The external fund manager backed by Berkshire Hathaway's Charlie Munger, Li Lu, makes no bones about it when he says 'The biggest investment risk is not the volatility of prices, but whether you will suffer a permanent loss of capital.' When we think about how risky a company is, we always like to look at its use of debt, since debt overload can lead to ruin. We can see that SMS Pharmaceuticals Limited (NSE:SMSPHARMA) does use debt in its business. But the real question is whether this debt is making the company risky.
When Is Debt Dangerous?
Debt assists a business until the business has trouble paying it off, either with new capital or with free cash flow. In the worst case scenario, a company can go bankrupt if it cannot pay its creditors. However, a more common (but still painful) scenario is that it has to raise new equity capital at a low price, thus permanently diluting shareholders. Having said that, the most common situation is where a company manages its debt reasonably well - and to its own advantage. When we think about a company's use of debt, we first look at cash and debt together.
How Much Debt Does SMS Pharmaceuticals Carry?
As you can see below, at the end of September 2021, SMS Pharmaceuticals had ₹2.47b of debt, up from ₹1.85b a year ago. Click the image for more detail. However, because it has a cash reserve of ₹300.9m, its net debt is less, at about ₹2.17b.
How Healthy Is SMS Pharmaceuticals' Balance Sheet?
We can see from the most recent balance sheet that SMS Pharmaceuticals had liabilities of ₹2.34b falling due within a year, and liabilities of ₹1.92b due beyond that. Offsetting this, it had ₹300.9m in cash and ₹1.13b in receivables that were due within 12 months. So its liabilities outweigh the sum of its cash and (near-term) receivables by ₹2.82b.
While this might seem like a lot, it is not so bad since SMS Pharmaceuticals has a market capitalization of ₹9.12b, and so it could probably strengthen its balance sheet by raising capital if it needed to. But we definitely want to keep our eyes open to indications that its debt is bringing too much risk.
We measure a company's debt load relative to its earnings power by looking at its net debt divided by its earnings before interest, tax, depreciation, and amortization (EBITDA) and by calculating how easily its earnings before interest and tax (EBIT) cover its interest expense (interest cover). Thus we consider debt relative to earnings both with and without depreciation and amortization expenses.

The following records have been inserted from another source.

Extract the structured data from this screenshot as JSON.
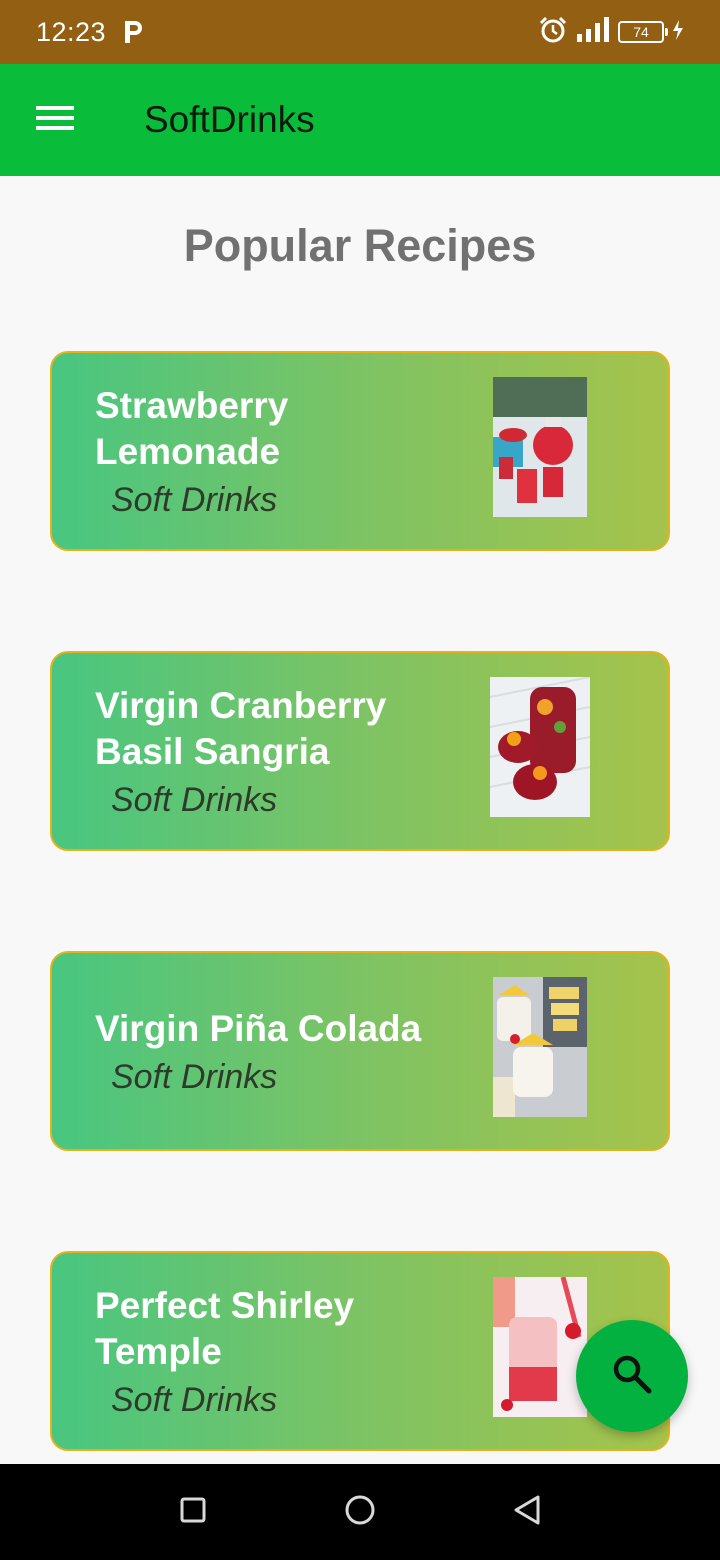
{
  "status": {
    "time": "12:23",
    "battery": "74"
  },
  "app_bar": {
    "title": "SoftDrinks",
    "menu_icon": "hamburger-menu-icon"
  },
  "heading": "Popular Recipes",
  "recipes": [
    {
      "title_line1": "Strawberry",
      "title_line2": "Lemonade",
      "category": "Soft Drinks"
    },
    {
      "title_line1": "Virgin Cranberry",
      "title_line2": "Basil Sangria",
      "category": "Soft Drinks"
    },
    {
      "title_line1": "Virgin Piña Colada",
      "title_line2": "",
      "category": "Soft Drinks"
    },
    {
      "title_line1": "Perfect Shirley",
      "title_line2": "Temple",
      "category": "Soft Drinks"
    }
  ],
  "fab": {
    "icon": "search-icon"
  },
  "colors": {
    "status_bar": "#935f12",
    "app_bar": "#09bd3b",
    "card_border": "#e6b21a",
    "fab": "#02b13f"
  }
}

With net debt sitting at just 1.4 times EBITDA, SMS Pharmaceuticals is arguably pretty conservatively geared. And this view is supported by the solid interest coverage, with EBIT coming in at 8.5 times the interest expense over the last year. In addition to that, we're happy to report that SMS Pharmaceuticals has boosted its EBIT by 80%, thus reducing the spectre of future debt repayments. When analysing debt levels, the balance sheet is the obvious place to start. But you can't view debt in total isolation; since SMS Pharmaceuticals will need earnings to service that debt. So if you're keen to discover more about its earnings, it might be worth checking out this graph of its long term earnings trend.
Finally, a business needs free cash flow to pay off debt; accounting profits just don't cut it. So we clearly need to look at whether that EBIT is leading to corresponding free cash flow. Over the last three years, SMS Pharmaceuticals saw substantial negative free cash flow, in total. While that may be a result of expenditure for growth, it does make the debt far more risky.
Based on what we've seen SMS Pharmaceuticals is not finding it easy, given its conversion of EBIT to free cash flow, but the other factors we considered give us cause to be optimistic. There's no doubt that its ability to to grow its EBIT is pretty flash. Looking at all this data makes us feel a little cautious about SMS Pharmaceuticals's debt levels. While we appreciate debt can enhance returns on equity, we'd suggest that shareholders keep close watch on its debt levels, lest they increase. When analysing debt levels, the balance sheet is the obvious place to start. But ultimately, every company can contain risks that exist outside of the balance sheet. Case in point: We've spotted 2 warning signs for SMS Pharmaceuticals you should be aware of.
If you're interested in investing in businesses that can grow profits without the burden of debt, then check out this free list of growing businesses that have net cash on the balance sheet.
Have feedback on this article? Concerned about the content? Get in touch with us directly. Alternatively, email editorial-team (at) simplywallst.com.
This article by Simply Wall St is general in nature. We provide commentary based on historical data and analyst forecasts only using an unbiased methodology and our articles are not intended to be financial advice. It does not constitute a recommendation to buy or sell any stock, and does not take account of your objectives, or your financial situation. We aim to bring you long-term focused analysis driven by fundamental data. Note that our analysis may not factor in the latest price-sensitive company announcements or qualitative material. Simply Wall St has no position in any stocks mentioned.